AB - Background - Physician associates (PAs) (also known as physician assistants) are new to the NHS and there is little evidence concerning their contribution in general practice.Aim - This study aimed to compare outcomes and costs of same day requested consultations by PAs with those of GPsDesign and setting - an observational study of 2086 patient records presenting at same-day appointments in 12 general practices in England.Method - PA consultations were compared with those of GPs. Primary outcome was re-consultation within 14 days for the same or linked problem. Secondary outcomes were processes of care.Results - There were no significant differences in the rates of re-consultation (rate ratio1.24, 95% confidence interval (CI) = 0.86 to 1.79, P=0.25) There were no differences in rates of diagnostic tests ordered (1.08, 95% CI = 0.89 to 1.30, p=0.44), referrals (0.95, 95% CI = 0.63 to 1.43, p= 0.80), prescriptions issued (1.16, 95% CI = 0.87 to 1.53, p=0.31) or patient satisfaction (1.00, 95% CI = 0.42 to 2.36, p=0.99). Records of initial consultations of 79.2% (n=145) of PAs and 48.3% (n=99) of GPs were judged appropriate by independent GPs (p<0.001). The adjusted average PA consultation was 5.8 minutes longer than GP consultations (95% CI = 2.46 to 7.1, p<0.001), cost per consultation was GBP £6.22. (US$ 10.15 lower (95% CI = -7.61 to -2.46, p=<0.001)Conclusion - The processes and outcomes of PA and GP consultations for same-day appointment patients are similar at a lower consultation cost. PAs offer a potentially acceptable and efficient addition to the general practice workforce.

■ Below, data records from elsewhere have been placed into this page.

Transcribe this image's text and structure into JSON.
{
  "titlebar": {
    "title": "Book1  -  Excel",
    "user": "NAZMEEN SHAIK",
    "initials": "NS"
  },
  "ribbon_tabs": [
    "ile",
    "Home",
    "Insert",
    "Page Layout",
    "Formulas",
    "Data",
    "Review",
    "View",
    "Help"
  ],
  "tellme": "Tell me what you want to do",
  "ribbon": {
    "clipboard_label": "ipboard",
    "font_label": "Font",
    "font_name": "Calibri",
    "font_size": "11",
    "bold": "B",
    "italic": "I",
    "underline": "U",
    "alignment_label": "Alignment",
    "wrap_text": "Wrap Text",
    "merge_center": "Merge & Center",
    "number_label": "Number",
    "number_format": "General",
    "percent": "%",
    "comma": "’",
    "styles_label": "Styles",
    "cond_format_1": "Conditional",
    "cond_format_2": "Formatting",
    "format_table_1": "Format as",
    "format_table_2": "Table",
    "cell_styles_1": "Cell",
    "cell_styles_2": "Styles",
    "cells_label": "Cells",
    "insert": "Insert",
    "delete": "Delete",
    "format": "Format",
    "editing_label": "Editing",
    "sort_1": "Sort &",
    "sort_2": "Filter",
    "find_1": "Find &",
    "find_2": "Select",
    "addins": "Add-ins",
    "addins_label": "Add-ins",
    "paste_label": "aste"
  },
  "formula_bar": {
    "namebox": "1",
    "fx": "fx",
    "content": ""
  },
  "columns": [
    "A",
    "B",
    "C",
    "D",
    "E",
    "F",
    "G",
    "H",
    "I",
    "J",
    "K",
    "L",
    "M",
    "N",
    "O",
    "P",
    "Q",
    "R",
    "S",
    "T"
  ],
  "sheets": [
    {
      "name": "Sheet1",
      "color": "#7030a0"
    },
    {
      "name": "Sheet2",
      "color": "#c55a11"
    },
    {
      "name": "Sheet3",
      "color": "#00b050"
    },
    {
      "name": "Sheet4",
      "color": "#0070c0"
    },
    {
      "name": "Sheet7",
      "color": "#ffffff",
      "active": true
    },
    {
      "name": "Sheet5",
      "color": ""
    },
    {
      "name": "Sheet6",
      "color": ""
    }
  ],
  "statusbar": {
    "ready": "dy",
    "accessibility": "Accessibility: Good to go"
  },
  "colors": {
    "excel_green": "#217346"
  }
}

KW - general practitioners

KW - observational study

KW - Physician assistants

KW - Physicians

KW - Family

KW - Primary health care

U2 - 10.3399/bjgp15X684877

DO - 10.3399/bjgp15X684877

M3 - Article

VL - 65

SP - e344-e350

JO - British Journal of General Practice

JF - British Journal of General Practice

SN - 0960-1643

IS - 634

ER -